═══ Supplied material

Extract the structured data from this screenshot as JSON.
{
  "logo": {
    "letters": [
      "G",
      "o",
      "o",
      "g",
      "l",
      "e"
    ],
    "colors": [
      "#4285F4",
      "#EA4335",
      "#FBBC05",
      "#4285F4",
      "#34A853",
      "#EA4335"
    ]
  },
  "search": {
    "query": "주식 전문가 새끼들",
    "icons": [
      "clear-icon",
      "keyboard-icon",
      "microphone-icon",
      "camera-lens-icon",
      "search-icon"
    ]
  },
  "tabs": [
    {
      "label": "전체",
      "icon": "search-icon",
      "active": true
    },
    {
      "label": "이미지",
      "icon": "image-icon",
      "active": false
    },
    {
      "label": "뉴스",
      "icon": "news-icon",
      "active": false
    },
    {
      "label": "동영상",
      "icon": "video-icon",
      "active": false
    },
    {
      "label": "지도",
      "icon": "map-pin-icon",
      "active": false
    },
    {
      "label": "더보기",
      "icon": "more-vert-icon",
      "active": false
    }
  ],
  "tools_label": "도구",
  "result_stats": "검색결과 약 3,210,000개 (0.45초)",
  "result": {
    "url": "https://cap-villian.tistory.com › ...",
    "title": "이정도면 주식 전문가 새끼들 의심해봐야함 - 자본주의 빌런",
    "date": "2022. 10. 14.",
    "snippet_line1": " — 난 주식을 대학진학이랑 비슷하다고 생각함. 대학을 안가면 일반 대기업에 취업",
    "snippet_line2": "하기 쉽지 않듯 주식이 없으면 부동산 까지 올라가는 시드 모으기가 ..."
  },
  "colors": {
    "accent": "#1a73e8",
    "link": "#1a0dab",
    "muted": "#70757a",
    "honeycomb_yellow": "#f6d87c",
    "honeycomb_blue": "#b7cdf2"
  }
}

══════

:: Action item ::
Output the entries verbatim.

:: Answer to this exercise ::
Extract the structured data from this screenshot as JSON.
{
  "logo": {
    "letters": [
      "G",
      "o",
      "o",
      "g",
      "l",
      "e"
    ],
    "colors": [
      "#4285F4",
      "#EA4335",
      "#FBBC05",
      "#4285F4",
      "#34A853",
      "#EA4335"
    ]
  },
  "search": {
    "query": "주식 전문가 새끼들",
    "icons": [
      "clear-icon",
      "keyboard-icon",
      "microphone-icon",
      "camera-lens-icon",
      "search-icon"
    ]
  },
  "tabs": [
    {
      "label": "전체",
      "icon": "search-icon",
      "active": true
    },
    {
      "label": "이미지",
      "icon": "image-icon",
      "active": false
    },
    {
      "label": "뉴스",
      "icon": "news-icon",
      "active": false
    },
    {
      "label": "동영상",
      "icon": "video-icon",
      "active": false
    },
    {
      "label": "지도",
      "icon": "map-pin-icon",
      "active": false
    },
    {
      "label": "더보기",
      "icon": "more-vert-icon",
      "active": false
    }
  ],
  "tools_label": "도구",
  "result_stats": "검색결과 약 3,210,000개 (0.45초)",
  "result": {
    "url": "https://cap-villian.tistory.com › ...",
    "title": "이정도면 주식 전문가 새끼들 의심해봐야함 - 자본주의 빌런",
    "date": "2022. 10. 14.",
    "snippet_line1": " — 난 주식을 대학진학이랑 비슷하다고 생각함. 대학을 안가면 일반 대기업에 취업",
    "snippet_line2": "하기 쉽지 않듯 주식이 없으면 부동산 까지 올라가는 시드 모으기가 ..."
  },
  "colors": {
    "accent": "#1a73e8",
    "link": "#1a0dab",
    "muted": "#70757a",
    "honeycomb_yellow": "#f6d87c",
    "honeycomb_blue": "#b7cdf2"
  }
}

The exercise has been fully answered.